▸ Your objective
Reproduce each entry exactly, so that everything except the pictures is carried over.

▸ Task data
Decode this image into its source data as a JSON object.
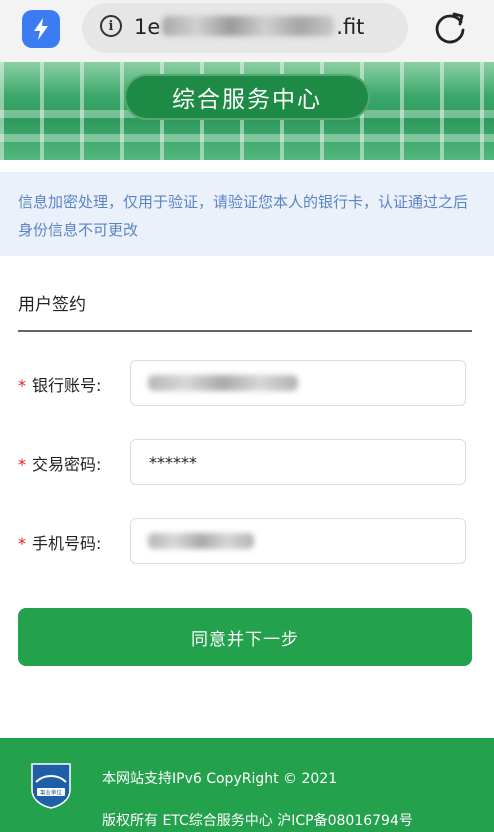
{
  "browser": {
    "url_prefix": "1e",
    "url_suffix": ".fit",
    "app_icon": "bolt-icon",
    "info_icon": "info-icon",
    "reload_icon": "reload-icon"
  },
  "banner": {
    "title": "综合服务中心"
  },
  "notice": {
    "text": "信息加密处理，仅用于验证，请验证您本人的银行卡，认证通过之后身份信息不可更改"
  },
  "form": {
    "section_title": "用户签约",
    "required_mark": "*",
    "fields": [
      {
        "label": "银行账号:",
        "value": ""
      },
      {
        "label": "交易密码:",
        "value": "******"
      },
      {
        "label": "手机号码:",
        "value": ""
      }
    ],
    "submit_label": "同意并下一步"
  },
  "footer": {
    "line1": "本网站支持IPv6 CopyRight © 2021",
    "line2": "版权所有 ETC综合服务中心 沪ICP备08016794号",
    "logo_text": "事业单位"
  },
  "colors": {
    "brand_green": "#23a14c",
    "notice_text": "#5c84c4",
    "notice_bg": "#eaf1fb",
    "required": "#dd2222"
  }
}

▸ Task result
Decode this image into its source data as a JSON object.
{
  "browser": {
    "url_prefix": "1e",
    "url_suffix": ".fit",
    "app_icon": "bolt-icon",
    "info_icon": "info-icon",
    "reload_icon": "reload-icon"
  },
  "banner": {
    "title": "综合服务中心"
  },
  "notice": {
    "text": "信息加密处理，仅用于验证，请验证您本人的银行卡，认证通过之后身份信息不可更改"
  },
  "form": {
    "section_title": "用户签约",
    "required_mark": "*",
    "fields": [
      {
        "label": "银行账号:",
        "value": ""
      },
      {
        "label": "交易密码:",
        "value": "******"
      },
      {
        "label": "手机号码:",
        "value": ""
      }
    ],
    "submit_label": "同意并下一步"
  },
  "footer": {
    "line1": "本网站支持IPv6 CopyRight © 2021",
    "line2": "版权所有 ETC综合服务中心 沪ICP备08016794号",
    "logo_text": "事业单位"
  },
  "colors": {
    "brand_green": "#23a14c",
    "notice_text": "#5c84c4",
    "notice_bg": "#eaf1fb",
    "required": "#dd2222"
  }
}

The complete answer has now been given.